Assignment:
Run through the records and, wherever a line holds the word "have", return that line.

Data records for software interfaces:
□ □ □ □ □
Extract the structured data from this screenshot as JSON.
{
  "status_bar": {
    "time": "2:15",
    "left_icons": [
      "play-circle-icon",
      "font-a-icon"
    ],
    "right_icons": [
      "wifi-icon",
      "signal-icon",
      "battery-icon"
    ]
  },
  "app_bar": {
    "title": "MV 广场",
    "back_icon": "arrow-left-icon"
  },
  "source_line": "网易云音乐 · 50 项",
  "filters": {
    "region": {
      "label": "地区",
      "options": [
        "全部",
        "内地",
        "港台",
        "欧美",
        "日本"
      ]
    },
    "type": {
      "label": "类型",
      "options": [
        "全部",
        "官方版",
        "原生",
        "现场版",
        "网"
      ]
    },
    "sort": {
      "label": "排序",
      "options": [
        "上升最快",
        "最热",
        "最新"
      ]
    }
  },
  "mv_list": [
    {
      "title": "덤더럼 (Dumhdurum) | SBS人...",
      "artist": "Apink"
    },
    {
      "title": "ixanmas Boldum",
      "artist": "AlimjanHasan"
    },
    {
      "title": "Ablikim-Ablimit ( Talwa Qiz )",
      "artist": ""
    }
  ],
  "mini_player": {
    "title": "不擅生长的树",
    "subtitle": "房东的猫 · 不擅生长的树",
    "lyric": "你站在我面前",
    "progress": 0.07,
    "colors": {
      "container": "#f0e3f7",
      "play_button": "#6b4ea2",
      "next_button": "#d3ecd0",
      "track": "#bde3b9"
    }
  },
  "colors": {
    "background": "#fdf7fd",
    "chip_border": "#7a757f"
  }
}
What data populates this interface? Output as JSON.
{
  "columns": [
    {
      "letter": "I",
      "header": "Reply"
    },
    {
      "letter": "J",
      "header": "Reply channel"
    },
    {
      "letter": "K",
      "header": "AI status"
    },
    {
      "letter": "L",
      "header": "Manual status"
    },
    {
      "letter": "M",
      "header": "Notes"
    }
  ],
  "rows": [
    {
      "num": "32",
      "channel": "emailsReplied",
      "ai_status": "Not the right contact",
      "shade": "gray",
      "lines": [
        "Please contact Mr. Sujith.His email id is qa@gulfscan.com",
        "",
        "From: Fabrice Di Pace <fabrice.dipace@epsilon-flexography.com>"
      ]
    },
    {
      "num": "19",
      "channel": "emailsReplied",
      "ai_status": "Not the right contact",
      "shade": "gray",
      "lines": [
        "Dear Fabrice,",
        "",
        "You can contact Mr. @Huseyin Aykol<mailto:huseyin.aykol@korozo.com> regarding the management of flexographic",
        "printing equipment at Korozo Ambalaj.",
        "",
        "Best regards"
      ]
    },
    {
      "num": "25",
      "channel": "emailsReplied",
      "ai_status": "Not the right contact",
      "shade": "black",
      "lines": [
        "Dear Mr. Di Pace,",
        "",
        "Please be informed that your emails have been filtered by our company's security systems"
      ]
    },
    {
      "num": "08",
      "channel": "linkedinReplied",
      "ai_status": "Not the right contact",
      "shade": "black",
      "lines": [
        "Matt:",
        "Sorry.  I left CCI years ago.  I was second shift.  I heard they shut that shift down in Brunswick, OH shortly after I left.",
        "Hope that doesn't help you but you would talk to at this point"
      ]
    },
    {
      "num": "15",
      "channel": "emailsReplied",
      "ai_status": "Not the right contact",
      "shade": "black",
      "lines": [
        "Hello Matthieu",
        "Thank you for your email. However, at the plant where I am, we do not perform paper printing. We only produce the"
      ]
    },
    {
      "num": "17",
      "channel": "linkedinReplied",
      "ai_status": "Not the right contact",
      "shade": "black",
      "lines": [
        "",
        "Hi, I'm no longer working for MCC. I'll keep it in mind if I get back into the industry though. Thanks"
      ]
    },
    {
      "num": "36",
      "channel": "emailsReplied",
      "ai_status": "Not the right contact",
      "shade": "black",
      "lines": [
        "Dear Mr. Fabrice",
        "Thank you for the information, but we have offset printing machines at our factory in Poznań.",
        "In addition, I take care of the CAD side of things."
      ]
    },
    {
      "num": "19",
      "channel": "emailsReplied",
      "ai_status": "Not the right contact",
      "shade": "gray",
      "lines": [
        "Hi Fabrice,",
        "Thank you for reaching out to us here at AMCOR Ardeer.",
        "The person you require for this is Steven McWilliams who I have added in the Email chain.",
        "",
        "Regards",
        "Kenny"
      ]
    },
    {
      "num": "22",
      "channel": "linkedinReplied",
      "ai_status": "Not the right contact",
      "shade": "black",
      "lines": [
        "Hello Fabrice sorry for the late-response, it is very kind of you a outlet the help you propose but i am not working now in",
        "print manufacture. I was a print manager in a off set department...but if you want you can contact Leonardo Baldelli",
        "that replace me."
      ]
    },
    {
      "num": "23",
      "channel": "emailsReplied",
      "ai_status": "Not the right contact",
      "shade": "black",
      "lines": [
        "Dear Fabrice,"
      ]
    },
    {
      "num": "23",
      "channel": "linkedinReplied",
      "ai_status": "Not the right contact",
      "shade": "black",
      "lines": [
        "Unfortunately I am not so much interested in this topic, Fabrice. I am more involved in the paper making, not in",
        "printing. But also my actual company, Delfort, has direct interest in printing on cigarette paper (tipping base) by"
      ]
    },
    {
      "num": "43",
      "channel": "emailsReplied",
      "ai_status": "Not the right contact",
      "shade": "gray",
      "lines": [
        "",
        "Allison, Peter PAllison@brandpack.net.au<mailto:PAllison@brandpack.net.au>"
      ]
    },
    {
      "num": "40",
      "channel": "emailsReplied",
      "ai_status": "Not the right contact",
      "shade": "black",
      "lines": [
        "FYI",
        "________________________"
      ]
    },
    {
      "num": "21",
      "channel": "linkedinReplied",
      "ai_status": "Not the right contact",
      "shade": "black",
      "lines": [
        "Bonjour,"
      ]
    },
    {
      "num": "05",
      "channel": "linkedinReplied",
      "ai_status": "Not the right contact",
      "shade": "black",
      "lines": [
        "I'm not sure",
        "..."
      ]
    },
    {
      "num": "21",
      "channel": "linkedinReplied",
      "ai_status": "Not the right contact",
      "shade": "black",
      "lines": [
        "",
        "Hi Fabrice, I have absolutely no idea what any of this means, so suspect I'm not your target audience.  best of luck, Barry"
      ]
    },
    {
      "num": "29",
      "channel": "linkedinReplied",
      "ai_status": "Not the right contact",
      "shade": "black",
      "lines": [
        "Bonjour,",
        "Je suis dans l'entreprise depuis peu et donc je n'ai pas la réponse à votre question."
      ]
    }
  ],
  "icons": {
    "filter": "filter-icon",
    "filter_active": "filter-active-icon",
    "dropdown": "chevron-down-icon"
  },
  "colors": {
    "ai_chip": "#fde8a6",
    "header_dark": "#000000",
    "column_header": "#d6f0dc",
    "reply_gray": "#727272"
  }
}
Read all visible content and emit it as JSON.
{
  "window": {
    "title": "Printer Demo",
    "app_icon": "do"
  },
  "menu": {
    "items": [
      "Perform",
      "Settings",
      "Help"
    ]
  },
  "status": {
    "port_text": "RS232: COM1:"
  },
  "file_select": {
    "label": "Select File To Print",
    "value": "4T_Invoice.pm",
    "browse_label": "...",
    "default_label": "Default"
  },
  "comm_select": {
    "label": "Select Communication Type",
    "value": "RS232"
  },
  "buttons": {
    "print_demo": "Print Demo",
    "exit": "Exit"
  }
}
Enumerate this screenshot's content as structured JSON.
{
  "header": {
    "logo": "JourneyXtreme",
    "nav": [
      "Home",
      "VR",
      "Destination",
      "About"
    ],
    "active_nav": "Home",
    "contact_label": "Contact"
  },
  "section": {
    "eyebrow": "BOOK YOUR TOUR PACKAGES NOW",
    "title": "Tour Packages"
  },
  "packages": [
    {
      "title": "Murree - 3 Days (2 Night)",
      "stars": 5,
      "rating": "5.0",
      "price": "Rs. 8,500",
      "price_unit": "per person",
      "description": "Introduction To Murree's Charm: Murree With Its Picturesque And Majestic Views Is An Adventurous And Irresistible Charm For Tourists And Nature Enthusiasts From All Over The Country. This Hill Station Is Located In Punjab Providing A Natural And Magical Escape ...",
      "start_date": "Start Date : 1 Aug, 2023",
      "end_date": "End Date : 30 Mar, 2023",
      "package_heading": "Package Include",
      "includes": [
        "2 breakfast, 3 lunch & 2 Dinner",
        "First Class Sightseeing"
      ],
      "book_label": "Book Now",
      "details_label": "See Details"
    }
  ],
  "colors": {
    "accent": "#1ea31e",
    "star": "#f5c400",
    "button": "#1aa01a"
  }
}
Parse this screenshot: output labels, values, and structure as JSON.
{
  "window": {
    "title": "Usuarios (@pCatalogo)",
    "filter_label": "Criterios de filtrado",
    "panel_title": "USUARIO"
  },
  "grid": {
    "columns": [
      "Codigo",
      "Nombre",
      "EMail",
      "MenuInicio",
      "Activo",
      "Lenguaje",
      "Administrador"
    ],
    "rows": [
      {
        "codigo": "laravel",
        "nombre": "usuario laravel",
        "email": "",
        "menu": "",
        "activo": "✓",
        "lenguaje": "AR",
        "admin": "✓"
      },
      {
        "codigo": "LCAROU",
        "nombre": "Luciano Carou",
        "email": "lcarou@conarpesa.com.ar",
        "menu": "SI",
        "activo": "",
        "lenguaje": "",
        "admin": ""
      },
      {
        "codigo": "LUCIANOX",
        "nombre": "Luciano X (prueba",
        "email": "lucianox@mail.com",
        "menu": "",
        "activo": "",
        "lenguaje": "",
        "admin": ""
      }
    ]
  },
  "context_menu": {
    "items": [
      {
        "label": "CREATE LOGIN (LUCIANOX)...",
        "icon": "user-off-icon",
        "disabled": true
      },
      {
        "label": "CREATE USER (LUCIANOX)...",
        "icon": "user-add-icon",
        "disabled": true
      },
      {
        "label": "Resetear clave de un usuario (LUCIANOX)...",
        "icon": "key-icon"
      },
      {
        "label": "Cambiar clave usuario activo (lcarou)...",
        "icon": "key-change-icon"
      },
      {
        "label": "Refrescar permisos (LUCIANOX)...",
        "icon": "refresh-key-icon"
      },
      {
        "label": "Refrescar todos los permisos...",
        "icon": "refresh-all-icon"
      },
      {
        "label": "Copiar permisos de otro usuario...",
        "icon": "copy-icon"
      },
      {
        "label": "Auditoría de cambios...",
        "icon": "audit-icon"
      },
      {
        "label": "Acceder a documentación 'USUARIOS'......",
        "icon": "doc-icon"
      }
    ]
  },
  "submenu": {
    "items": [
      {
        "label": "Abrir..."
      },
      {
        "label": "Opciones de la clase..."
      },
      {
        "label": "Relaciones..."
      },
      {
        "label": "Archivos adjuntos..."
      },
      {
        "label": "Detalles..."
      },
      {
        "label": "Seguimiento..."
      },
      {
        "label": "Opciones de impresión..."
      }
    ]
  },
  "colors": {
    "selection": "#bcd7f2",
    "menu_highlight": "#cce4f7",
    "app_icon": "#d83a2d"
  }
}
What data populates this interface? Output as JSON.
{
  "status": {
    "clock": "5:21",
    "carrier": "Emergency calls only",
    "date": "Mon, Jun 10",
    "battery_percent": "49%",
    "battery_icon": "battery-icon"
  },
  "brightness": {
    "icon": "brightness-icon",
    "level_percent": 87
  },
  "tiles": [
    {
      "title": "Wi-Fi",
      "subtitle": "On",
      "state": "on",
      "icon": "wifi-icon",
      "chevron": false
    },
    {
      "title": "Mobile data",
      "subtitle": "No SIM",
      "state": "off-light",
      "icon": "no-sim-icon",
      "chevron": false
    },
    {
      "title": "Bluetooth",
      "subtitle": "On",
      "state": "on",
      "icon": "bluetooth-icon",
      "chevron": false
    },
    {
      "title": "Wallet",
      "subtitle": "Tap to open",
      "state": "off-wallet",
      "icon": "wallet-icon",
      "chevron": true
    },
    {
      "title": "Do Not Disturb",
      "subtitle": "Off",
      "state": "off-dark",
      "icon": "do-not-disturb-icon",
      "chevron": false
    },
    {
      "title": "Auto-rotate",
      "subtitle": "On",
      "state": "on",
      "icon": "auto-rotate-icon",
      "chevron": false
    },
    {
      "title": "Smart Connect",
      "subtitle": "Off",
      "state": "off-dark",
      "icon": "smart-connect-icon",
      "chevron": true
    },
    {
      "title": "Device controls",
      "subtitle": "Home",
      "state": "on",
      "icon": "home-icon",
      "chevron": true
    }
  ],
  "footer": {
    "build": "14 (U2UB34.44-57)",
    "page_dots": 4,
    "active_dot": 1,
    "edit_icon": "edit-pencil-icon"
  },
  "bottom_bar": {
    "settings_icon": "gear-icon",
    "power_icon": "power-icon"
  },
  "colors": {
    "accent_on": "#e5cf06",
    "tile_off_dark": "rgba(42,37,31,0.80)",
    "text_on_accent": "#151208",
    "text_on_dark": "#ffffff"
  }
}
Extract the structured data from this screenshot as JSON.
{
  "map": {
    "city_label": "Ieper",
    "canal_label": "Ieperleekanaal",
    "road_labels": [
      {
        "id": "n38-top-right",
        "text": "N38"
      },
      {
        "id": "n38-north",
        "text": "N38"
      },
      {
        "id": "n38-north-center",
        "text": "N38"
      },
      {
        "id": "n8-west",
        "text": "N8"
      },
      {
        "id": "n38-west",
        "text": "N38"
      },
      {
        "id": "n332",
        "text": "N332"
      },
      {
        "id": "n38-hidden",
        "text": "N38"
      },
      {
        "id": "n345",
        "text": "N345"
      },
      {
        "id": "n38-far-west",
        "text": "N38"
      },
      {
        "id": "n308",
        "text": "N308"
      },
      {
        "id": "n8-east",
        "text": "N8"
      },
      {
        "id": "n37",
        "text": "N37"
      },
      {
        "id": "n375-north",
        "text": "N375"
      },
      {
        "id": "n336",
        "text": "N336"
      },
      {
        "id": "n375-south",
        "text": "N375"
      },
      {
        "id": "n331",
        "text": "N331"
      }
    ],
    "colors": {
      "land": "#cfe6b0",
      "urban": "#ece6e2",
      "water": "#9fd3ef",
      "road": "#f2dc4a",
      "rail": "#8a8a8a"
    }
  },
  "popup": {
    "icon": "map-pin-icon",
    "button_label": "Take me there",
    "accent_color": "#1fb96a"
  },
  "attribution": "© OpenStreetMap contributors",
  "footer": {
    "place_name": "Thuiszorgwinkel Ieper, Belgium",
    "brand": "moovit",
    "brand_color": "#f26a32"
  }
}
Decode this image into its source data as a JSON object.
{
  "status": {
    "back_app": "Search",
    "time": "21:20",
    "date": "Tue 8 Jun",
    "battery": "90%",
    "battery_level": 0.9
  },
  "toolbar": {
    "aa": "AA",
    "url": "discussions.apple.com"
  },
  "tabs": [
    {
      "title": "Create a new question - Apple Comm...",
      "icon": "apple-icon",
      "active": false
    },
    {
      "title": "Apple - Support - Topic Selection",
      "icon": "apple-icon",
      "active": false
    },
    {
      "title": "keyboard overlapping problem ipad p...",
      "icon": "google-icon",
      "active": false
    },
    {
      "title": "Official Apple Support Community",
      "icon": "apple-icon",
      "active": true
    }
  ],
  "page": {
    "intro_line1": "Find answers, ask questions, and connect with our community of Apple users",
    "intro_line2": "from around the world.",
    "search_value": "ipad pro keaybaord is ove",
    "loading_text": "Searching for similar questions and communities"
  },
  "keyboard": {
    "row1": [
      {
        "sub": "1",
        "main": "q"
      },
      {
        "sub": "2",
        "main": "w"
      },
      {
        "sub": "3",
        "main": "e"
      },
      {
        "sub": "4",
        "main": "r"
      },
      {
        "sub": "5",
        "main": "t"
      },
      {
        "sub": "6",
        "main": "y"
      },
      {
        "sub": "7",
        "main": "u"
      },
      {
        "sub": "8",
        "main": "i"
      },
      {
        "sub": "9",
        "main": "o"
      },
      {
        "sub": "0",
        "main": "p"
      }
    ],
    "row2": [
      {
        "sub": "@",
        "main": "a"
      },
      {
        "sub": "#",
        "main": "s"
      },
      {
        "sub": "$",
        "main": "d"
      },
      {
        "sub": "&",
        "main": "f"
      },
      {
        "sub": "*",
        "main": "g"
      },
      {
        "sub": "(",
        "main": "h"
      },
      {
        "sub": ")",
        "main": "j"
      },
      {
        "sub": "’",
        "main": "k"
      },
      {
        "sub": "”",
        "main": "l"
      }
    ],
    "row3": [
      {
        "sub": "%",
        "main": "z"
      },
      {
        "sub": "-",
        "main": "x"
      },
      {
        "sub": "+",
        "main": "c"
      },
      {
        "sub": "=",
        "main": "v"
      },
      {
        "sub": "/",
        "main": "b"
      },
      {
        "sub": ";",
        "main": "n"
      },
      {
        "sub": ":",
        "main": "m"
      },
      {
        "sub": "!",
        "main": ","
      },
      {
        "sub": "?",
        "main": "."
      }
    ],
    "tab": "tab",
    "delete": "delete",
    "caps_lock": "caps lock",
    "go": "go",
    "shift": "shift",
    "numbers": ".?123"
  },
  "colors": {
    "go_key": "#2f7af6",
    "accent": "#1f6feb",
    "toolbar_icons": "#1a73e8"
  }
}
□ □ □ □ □
Task answer:
        "Please be informed that your emails have been filtered by our company's security systems"
        "Thank you for the information, but we have offset printing machines at our factory in Poznań.",
        "The person you require for this is Steven McWilliams who I have added in the Email chain.",
        "Hi Fabrice, I have absolutely no idea what any of this means, so suspect I'm not your target audience.  best of luck, Barry"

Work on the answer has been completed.